I want to thank everyone for the time they have taken to reply to my post! I took a good idea. As I said 8k was a good deal for me not only due to Greek Market but also because that was my first attempt to make a corporate film (I had done shortfilms and animations, these do not make a corporate portfolio really!)Yes this could have been a money looser, but closely was not. Though Rich Rubasch is right on questioning the viability of my business. Generally, I am one of those that believe that a job must be paid what is worth (and in the past paid for this belief!). If read backwards it would sound like "you only get for what you pay for..." This is not easily applied to a business that requires artistic effort.
I hope in the next project I will be more fair to myself.
I must say again I enjoyed a wonderful collaboration with the client.
Also this forum post was very educational for me...Never underestimate the kindness of strangers!!!
Happy filming for 2011!
Καλή τύχη σε όλους!
Good luck to all!
Whatever you charged.... watching your video made me hungry!
[Nikos Mamalos] "Rich Rubasch is right on questioning the viability of my business."
[Nikos Mamalos] "I hope in the next project I will be more fair to myself."
But not with this client or any recommendations they might make.
[Nikos Mamalos] "I had done shortfilms and animations, these do not make a corporate portfolio really!"
Many starving artists have great portfolios.
One must weigh the portfolio vs paying the bills.
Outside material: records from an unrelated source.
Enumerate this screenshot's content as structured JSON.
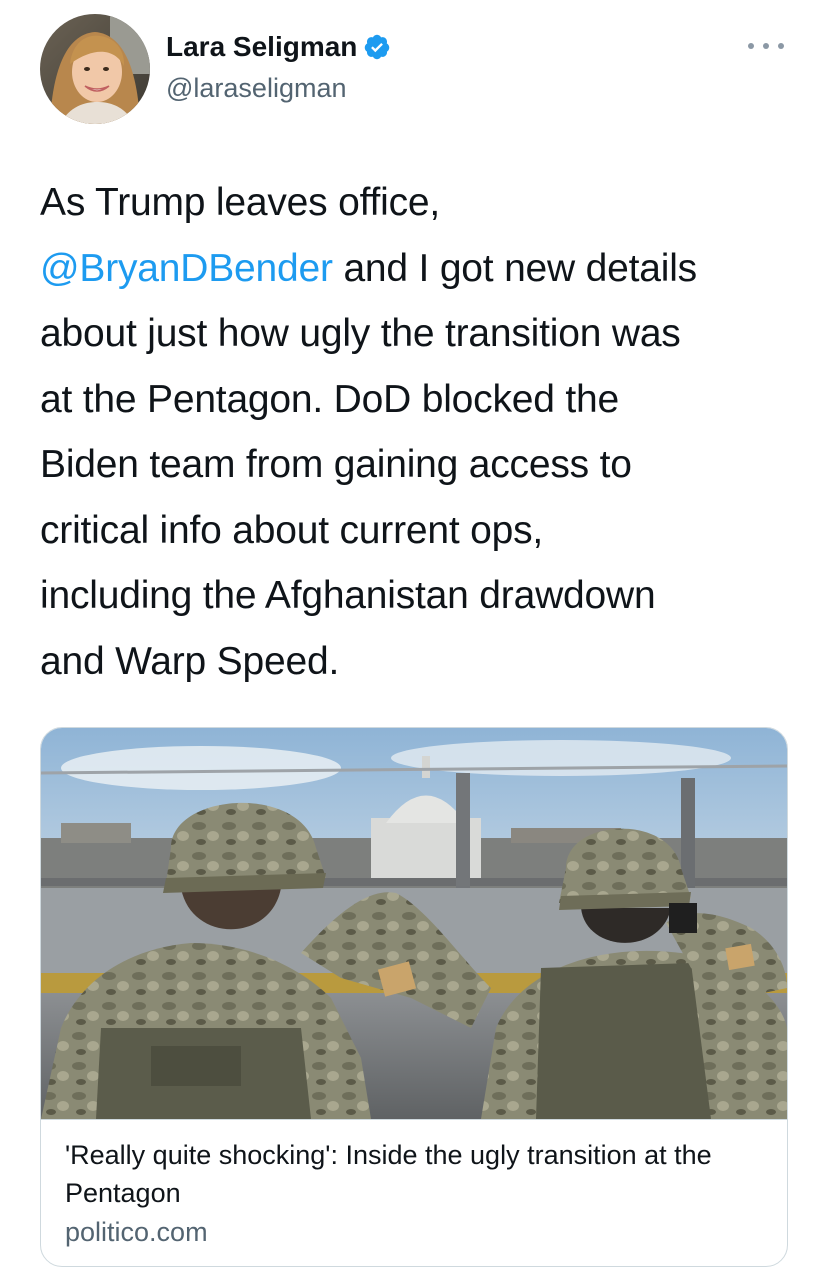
{
  "author": {
    "display_name": "Lara Seligman",
    "handle": "@laraseligman",
    "verified": true
  },
  "icons": {
    "verified": "verified-badge-icon",
    "more": "more-options-icon"
  },
  "tweet": {
    "lines": [
      "As Trump leaves office,",
      "and I got new details",
      "about just how ugly the transition was",
      "at the Pentagon. DoD blocked the",
      "Biden team from gaining access to",
      "critical info about current ops,",
      "including the Afghanistan drawdown",
      "and Warp Speed."
    ],
    "mention": "@BryanDBender"
  },
  "link_card": {
    "title": "'Really quite shocking': Inside the ugly transition at the Pentagon",
    "domain": "politico.com"
  },
  "colors": {
    "link": "#1d9bf0",
    "text": "#0f1419",
    "secondary": "#536471",
    "verified": "#1d9bf0",
    "border": "#cfd9de"
  }
}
Word of mouth is your best marketing tool. Repeat clients are the greatest source of easy income since they require less marketing effort. You might have a good portfolio piece but you've made your marketing much more difficult.
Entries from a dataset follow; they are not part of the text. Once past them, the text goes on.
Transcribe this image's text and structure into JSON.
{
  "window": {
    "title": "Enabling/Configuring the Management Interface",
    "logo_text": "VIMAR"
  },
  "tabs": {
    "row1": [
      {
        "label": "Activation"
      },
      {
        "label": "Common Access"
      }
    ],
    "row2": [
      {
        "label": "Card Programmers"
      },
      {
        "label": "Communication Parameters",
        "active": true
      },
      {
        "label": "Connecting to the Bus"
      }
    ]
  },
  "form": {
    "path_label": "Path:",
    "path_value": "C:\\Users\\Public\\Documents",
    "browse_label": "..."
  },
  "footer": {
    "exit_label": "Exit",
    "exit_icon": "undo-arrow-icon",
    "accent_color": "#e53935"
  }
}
This client will likely expect a similar price in the future. Basically you've set up an unsustainable relationship.
Word of mouth will likely mean any recommended business will expect a similar price which means the recommendations will be unsustainable.
Basically undercharging is the business equivalent of hanging an albatross around your business's neck. There's nothing wrong with doing a portfolio piece. One can find any number of worthy not for profits to do that for. In those cases, your work will get seen by donors who, additionally, are in sympathy with the good deed you've done. These will likely be new customers willing to pay a fair price as they are the "patrons" to the cause and they become bonded with your sympathy to the cause that you both support.
Additionally, by undercharging, not only have you set up an unprofitable relationship with the business and any recommended clients they might bring to you, you've set up price expectations that other production companies will be expected to meet. This is a big contributor to the downward price spiral going on in this business.
Craig Said >>
Basically undercharging is the business equivalent of hanging an albatross around your business's neck.<<
So very true. And those birds BITE.
While I'm all for giving clients the best price possible for a project, it does neither the client or prodco any good to not charge enough to cover expenses and make a decent profit on a job, because the prodco will go out of business.
Also, if you are the director on a job, and your hard costs for this job came to $8K, for instance, and you charged the client $10K, you did NOT just make a $2K profit. Remember to pay yourself. I only bring this up because I used to make this mistake a lot. Otherwise, you may as well work at McDonald's.
Finally, while I do appreciate the folks who are very day rate oriented, I hope that you guys are including the planning and administrative costs of doing a project like this in your day rate, somehow. Projects like this one are absolutely not run-and-gun, I'd probably spend a week or so in prepro on a gig like this, and that's time you should be paid for.
Web and Video Design
Aside from a great video, I gotta say, that music is definitely stuck in my head...
Yes, they go a great deal.
San Francisco - Bay Area